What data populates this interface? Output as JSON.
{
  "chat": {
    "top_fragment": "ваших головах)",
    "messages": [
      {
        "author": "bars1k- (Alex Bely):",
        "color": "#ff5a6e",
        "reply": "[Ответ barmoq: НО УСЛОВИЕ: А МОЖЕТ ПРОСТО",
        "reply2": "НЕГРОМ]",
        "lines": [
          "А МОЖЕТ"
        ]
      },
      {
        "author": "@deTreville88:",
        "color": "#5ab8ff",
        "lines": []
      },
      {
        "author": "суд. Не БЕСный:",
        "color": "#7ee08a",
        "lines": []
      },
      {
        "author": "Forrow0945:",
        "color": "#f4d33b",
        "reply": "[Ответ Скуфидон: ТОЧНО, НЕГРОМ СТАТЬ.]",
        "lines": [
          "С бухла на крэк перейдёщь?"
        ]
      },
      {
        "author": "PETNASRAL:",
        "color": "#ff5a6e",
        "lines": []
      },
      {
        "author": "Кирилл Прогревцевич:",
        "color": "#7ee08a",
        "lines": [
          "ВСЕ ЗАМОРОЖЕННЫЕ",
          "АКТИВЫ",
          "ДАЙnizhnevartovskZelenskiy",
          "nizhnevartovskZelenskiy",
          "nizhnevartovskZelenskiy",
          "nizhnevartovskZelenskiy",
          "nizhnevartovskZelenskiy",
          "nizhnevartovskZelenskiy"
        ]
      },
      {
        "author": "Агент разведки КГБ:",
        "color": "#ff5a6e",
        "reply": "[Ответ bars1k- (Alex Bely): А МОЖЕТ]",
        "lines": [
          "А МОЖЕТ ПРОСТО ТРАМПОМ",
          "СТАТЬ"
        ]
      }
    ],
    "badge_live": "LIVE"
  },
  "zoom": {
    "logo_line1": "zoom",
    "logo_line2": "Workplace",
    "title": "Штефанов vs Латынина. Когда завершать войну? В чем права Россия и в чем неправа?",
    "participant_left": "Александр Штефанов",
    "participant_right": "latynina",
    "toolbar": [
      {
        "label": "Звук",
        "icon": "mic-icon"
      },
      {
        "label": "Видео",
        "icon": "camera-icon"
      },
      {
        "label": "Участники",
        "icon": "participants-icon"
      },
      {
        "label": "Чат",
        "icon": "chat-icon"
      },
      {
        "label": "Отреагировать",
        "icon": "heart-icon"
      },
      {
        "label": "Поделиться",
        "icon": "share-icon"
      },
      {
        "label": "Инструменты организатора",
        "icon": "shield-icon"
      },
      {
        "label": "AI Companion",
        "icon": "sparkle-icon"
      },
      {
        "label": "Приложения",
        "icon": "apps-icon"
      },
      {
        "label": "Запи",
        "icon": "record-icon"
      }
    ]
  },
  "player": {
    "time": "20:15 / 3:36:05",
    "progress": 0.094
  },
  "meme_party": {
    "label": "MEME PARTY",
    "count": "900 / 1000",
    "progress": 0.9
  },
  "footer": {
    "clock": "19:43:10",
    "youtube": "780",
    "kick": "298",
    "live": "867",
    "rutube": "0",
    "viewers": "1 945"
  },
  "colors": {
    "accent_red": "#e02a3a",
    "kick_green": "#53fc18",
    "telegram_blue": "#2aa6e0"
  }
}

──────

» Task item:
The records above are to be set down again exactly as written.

» Exercise solution:
What data populates this interface? Output as JSON.
{
  "chat": {
    "top_fragment": "ваших головах)",
    "messages": [
      {
        "author": "bars1k- (Alex Bely):",
        "color": "#ff5a6e",
        "reply": "[Ответ barmoq: НО УСЛОВИЕ: А МОЖЕТ ПРОСТО",
        "reply2": "НЕГРОМ]",
        "lines": [
          "А МОЖЕТ"
        ]
      },
      {
        "author": "@deTreville88:",
        "color": "#5ab8ff",
        "lines": []
      },
      {
        "author": "суд. Не БЕСный:",
        "color": "#7ee08a",
        "lines": []
      },
      {
        "author": "Forrow0945:",
        "color": "#f4d33b",
        "reply": "[Ответ Скуфидон: ТОЧНО, НЕГРОМ СТАТЬ.]",
        "lines": [
          "С бухла на крэк перейдёщь?"
        ]
      },
      {
        "author": "PETNASRAL:",
        "color": "#ff5a6e",
        "lines": []
      },
      {
        "author": "Кирилл Прогревцевич:",
        "color": "#7ee08a",
        "lines": [
          "ВСЕ ЗАМОРОЖЕННЫЕ",
          "АКТИВЫ",
          "ДАЙnizhnevartovskZelenskiy",
          "nizhnevartovskZelenskiy",
          "nizhnevartovskZelenskiy",
          "nizhnevartovskZelenskiy",
          "nizhnevartovskZelenskiy",
          "nizhnevartovskZelenskiy"
        ]
      },
      {
        "author": "Агент разведки КГБ:",
        "color": "#ff5a6e",
        "reply": "[Ответ bars1k- (Alex Bely): А МОЖЕТ]",
        "lines": [
          "А МОЖЕТ ПРОСТО ТРАМПОМ",
          "СТАТЬ"
        ]
      }
    ],
    "badge_live": "LIVE"
  },
  "zoom": {
    "logo_line1": "zoom",
    "logo_line2": "Workplace",
    "title": "Штефанов vs Латынина. Когда завершать войну? В чем права Россия и в чем неправа?",
    "participant_left": "Александр Штефанов",
    "participant_right": "latynina",
    "toolbar": [
      {
        "label": "Звук",
        "icon": "mic-icon"
      },
      {
        "label": "Видео",
        "icon": "camera-icon"
      },
      {
        "label": "Участники",
        "icon": "participants-icon"
      },
      {
        "label": "Чат",
        "icon": "chat-icon"
      },
      {
        "label": "Отреагировать",
        "icon": "heart-icon"
      },
      {
        "label": "Поделиться",
        "icon": "share-icon"
      },
      {
        "label": "Инструменты организатора",
        "icon": "shield-icon"
      },
      {
        "label": "AI Companion",
        "icon": "sparkle-icon"
      },
      {
        "label": "Приложения",
        "icon": "apps-icon"
      },
      {
        "label": "Запи",
        "icon": "record-icon"
      }
    ]
  },
  "player": {
    "time": "20:15 / 3:36:05",
    "progress": 0.094
  },
  "meme_party": {
    "label": "MEME PARTY",
    "count": "900 / 1000",
    "progress": 0.9
  },
  "footer": {
    "clock": "19:43:10",
    "youtube": "780",
    "kick": "298",
    "live": "867",
    "rutube": "0",
    "viewers": "1 945"
  },
  "colors": {
    "accent_red": "#e02a3a",
    "kick_green": "#53fc18",
    "telegram_blue": "#2aa6e0"
  }
}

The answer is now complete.